During a separate interview Thursday afternoon, however, Pritzker said the opportunity to create an independent commission had passed and that Republicans were trying to delay the process for their own political advantage.
“They (the General Assembly) took off the table a constitutional amendment for an independent redistricting commission. That never happened in the legislature,” Pritzker said in a phone interview with Capitol News Illinois. “So then you’re left with, the two sides really need to work together, whether that was in a construct of an independent commission or just working in a bipartisan fashion. The Republicans seemed not to be interested in doing that.”
“What they really wanted was a map that favors them,” Pritzker continued. “You know, they don’t like to say that, but that’s what they were after.”
Clock was ticking
Under the Illinois Constitution, lawmakers have until June 30 to approve a redistricting plan. After that, the process goes to an eight-member bipartisan commission. If that commission fails to approve maps by Aug. 10, a ninth member is added, who could come from either party, by drawing a name out of a hat, and that commission is given until Oct. 5 to come up with new maps.
Because the 2020 census data will not be available until after the June 30 deadline for lawmakers to approve maps, Democratic leaders in the General Assembly moved forward using population estimates from the previous five years of data from the Census Bureau’s American Community Survey.
Republicans, along with several voting rights advocacy groups that included CHANGE Illinois, the League of Women Voters, Common Cause Illinois and others, had cautioned against that method, arguing that ACS data is subject to a margin of sampling error and that it tends to undercount certain subsets of the population.

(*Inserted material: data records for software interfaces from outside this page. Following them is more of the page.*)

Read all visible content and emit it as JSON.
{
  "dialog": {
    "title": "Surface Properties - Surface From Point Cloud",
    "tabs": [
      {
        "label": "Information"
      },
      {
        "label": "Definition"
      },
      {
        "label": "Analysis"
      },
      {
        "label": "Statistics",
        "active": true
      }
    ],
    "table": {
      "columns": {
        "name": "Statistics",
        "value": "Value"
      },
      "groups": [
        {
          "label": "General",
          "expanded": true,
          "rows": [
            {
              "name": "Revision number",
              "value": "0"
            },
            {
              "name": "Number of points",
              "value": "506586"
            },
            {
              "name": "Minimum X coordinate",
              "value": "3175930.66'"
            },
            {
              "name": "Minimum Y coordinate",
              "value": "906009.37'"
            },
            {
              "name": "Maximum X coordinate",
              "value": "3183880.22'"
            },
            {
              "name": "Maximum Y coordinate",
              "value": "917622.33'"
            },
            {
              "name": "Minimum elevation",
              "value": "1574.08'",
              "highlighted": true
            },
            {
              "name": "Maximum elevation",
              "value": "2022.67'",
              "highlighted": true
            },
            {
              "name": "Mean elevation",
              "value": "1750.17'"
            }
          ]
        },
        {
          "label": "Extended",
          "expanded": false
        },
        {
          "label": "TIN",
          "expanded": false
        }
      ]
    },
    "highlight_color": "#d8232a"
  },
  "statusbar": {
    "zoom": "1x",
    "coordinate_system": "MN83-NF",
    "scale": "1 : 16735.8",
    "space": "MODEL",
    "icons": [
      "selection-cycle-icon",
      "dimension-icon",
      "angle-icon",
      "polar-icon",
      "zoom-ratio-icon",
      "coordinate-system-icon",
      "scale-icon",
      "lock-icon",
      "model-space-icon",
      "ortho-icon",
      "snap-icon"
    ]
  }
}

“As was evident from the final redistricting hearings and statements issued in response to the Illinois General Assembly’s map proposals, diverse communities across the state – representing Black, Latinx, Asian-American, Muslim, Jewish, elderly, young, urban, and rural – rejected these maps,” Madeline Doubek, executive director of CHANGE Illinois, said in a statement Friday. “These maps do not give us equitable representation for the next 10 years. These maps signed by Governor Pritzker simply do not reflect the community input so many Illinoisans tried repeatedly to give to their elected officials.”
During a virtual news conference Friday, Senate Republican Leader Dan McConchie, of Hawthorn Woods, said the GOP would “use every tool at our disposal to return power to the people once again,” but he stopped short of saying Republicans would back a legal challenge to the maps.
“We’re going to examine all the options. We’ll look at that this weekend and see how we can best return power to the people,” McConchie said.
Pritzker, meanwhile, has said he anticipates a legal challenge. But he also said lawmakers could return in the fall to make adjustments to the maps once the official census data arrives.
“I do expect the Legislature would revisit the maps if the census data that comes out is significantly different or out of the bounds of the ACS data,” he said. “The census data is going to come out in August, so we’ll know more then. So I think it was prudent. I know the Republicans are already planning to sue. That’s their goal. Their goal is just to throw a wrench into the process hoping to get their own map.”
In addition to those measures, Pritzker also signed House Amendment 1 to SB 2661, which redraws districts for the Cook County Board of Review, a body that hears property tax appeals in Cook County.
Capitol News Illinois is a nonprofit, nonpartisan news service covering state government and distributed to more than 400 newspapers statewide. It is funded primarily by the Illinois Press Foundation and the Robert R. McCormick Foundation.